Alternatively, to provide a case illustrating how religion borrows from and is made better by science, one only need look at how the views within the hierarchy of the Catholic Church have evolved since the scientific revolution of the 16th century. Indeed, once facts such as the reality of the heliocentric solar system, the big bang, and evolution were introduced and eventually accepted by the Church, this opened the door to a fuller, richer and grander kind of spirituality which necessarily expanded the believer’s conception of who or what God is, and thus created the potential for new ways of religious worship, expression, and ways of relating to or experiencing the divine.
Furthermore, the more the influence of scientific knowledge on religion grows, the more it increases the chances that our future understandings, expressions of, and ways of relating to the divine will be positive rather than negative, selfless rather than selfish, and harmless rather than harmful.
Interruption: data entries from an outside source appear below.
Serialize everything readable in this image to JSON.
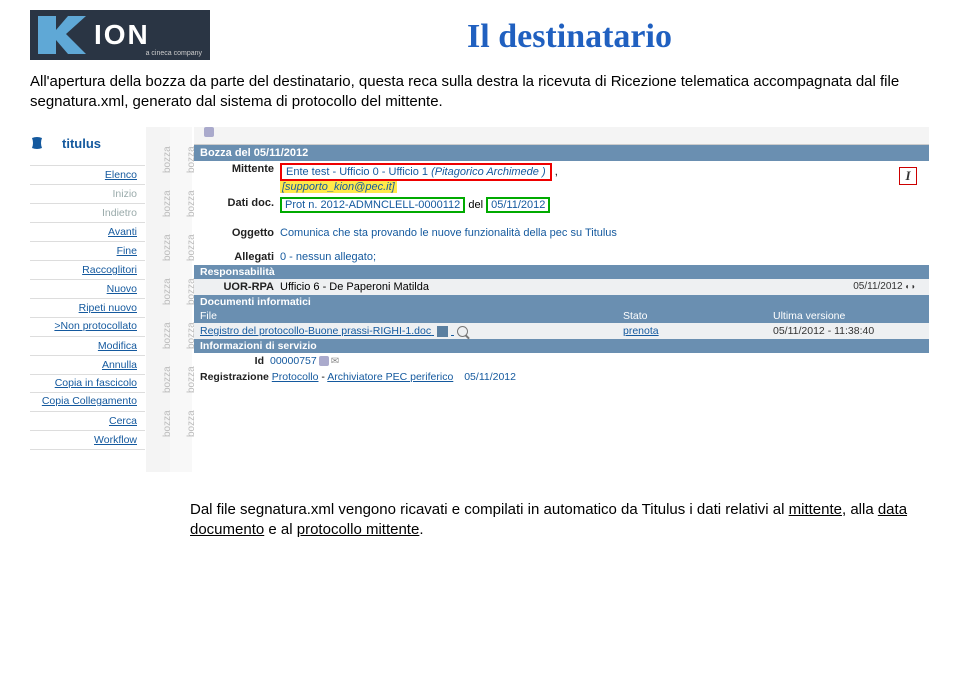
{
  "logo": {
    "text": "ION",
    "sub": "a cineca company"
  },
  "title": "Il destinatario",
  "intro": "All'apertura della bozza da parte del destinatario, questa reca sulla destra la ricevuta di Ricezione telematica accompagnata dal file segnatura.xml, generato dal sistema di protocollo del mittente.",
  "sidebar": {
    "brand": "titulus",
    "items": [
      "Elenco",
      "Inizio",
      "Indietro",
      "Avanti",
      "Fine",
      "Raccoglitori",
      "Nuovo",
      "Ripeti nuovo",
      ">Non protocollato",
      "Modifica",
      "Annulla",
      "Copia in fascicolo",
      "Copia Collegamento",
      "Cerca",
      "Workflow"
    ]
  },
  "bozza_vert": "bozza",
  "main": {
    "header": "Bozza del 05/11/2012",
    "mittente_lbl": "Mittente",
    "mittente_val": "Ente test - Ufficio 0 - Ufficio 1",
    "mittente_paren": "(Pitagorico Archimede )",
    "mittente_sub": "[supporto_kion@pec.it]",
    "dati_lbl": "Dati doc.",
    "dati_prot": "Prot n. 2012-ADMNCLELL-0000112",
    "dati_del": "del",
    "dati_date": "05/11/2012",
    "i_badge": "I",
    "oggetto_lbl": "Oggetto",
    "oggetto_val": "Comunica che sta provando le nuove funzionalità della pec su Titulus",
    "allegati_lbl": "Allegati",
    "allegati_val": "0 - nessun allegato;",
    "resp_hdr": "Responsabilità",
    "uor_lbl": "UOR-RPA",
    "uor_val": "Ufficio 6 - De Paperoni Matilda",
    "uor_date": "05/11/2012",
    "doc_hdr": "Documenti informatici",
    "col_file": "File",
    "col_stato": "Stato",
    "col_ver": "Ultima versione",
    "file_name": "Registro del protocollo-Buone prassi-RIGHI-1.doc",
    "file_stato": "prenota",
    "file_ver": "05/11/2012 - 11:38:40",
    "info_hdr": "Informazioni di servizio",
    "id_lbl": "Id",
    "id_val": "00000757",
    "reg_lbl": "Registrazione",
    "reg_link": "Protocollo",
    "reg_sep": " - ",
    "reg_arch": "Archiviatore PEC periferico",
    "reg_date": "05/11/2012"
  },
  "footer_pre": "Dal file segnatura.xml vengono ricavati e compilati in automatico da Titulus i dati relativi al ",
  "footer_u1": "mittente",
  "footer_mid": ", alla ",
  "footer_u2": "data documento",
  "footer_mid2": " e al ",
  "footer_u3": "protocollo mittente",
  "footer_end": "."
}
Therefore, instead of opting for a fundamentalist, “god of the gaps,” attitude toward the divine in which God inhabits an increasingly smaller area of the universe, our idea of God necessarily should grow and expand in tandem with our knowledge of the universe.
The real problem isn’t that religion has no place in civilized society, but rather that many of our current versions of religion have no place in civilized society. It isn’t that religion itself is inherently bad or useless, but rather that our preferred tools for interpreting, understanding, and relating to the divine are outdated, incompatible, and ill-suited for purposes of the present. In the same way that we wouldn’t view the practices of human or animal sacrifice as morally acceptable ways of spiritually communing with the divine today, we shouldn’t look to the literal or rigidly dogmatic interpretations of ancient texts to provide us with solutions to today’s moral and spiritual problems.
In the end, it’s clear that the more science borrows from religion, and the more religion borrows from science, the better off we are individually and collectively. To completely embrace either the rational or emotional at the expense of the other, or to cling solely to either the individual self or the not-self is to miss out on the richness and complexity of life by intentionally limiting our ability to know and experience it.
Therefore, by tapping into and drawing from the dual wells of reason and emotion; science and religion; fact and imagination, we essentially draw from our own history, and from the important legacies of the Enlightenment and Romantic movements. In doing so, we move ever closer to achieving the “whole” of human experience, and the more fully human we become.
de Grasse Tyson, Neil, and James Ferguson. “The cosmic perspective.”Natural History 116.3 (2007): 22.
Einstein, Albert. “Religion and science.” (1930).
Ferrari, Giovanni RF, and Tom Griffith. Plato:’The Republic’. Cambridge University Press, 2000.
Russell, Bertrand. The problems of philosophy. OUP Oxford, 2001.
Schleiermacher, Friedrich. On religion: Speeches to its cultured despisers. K. Paul, Trench, Trübner & Company, Limited, 1893.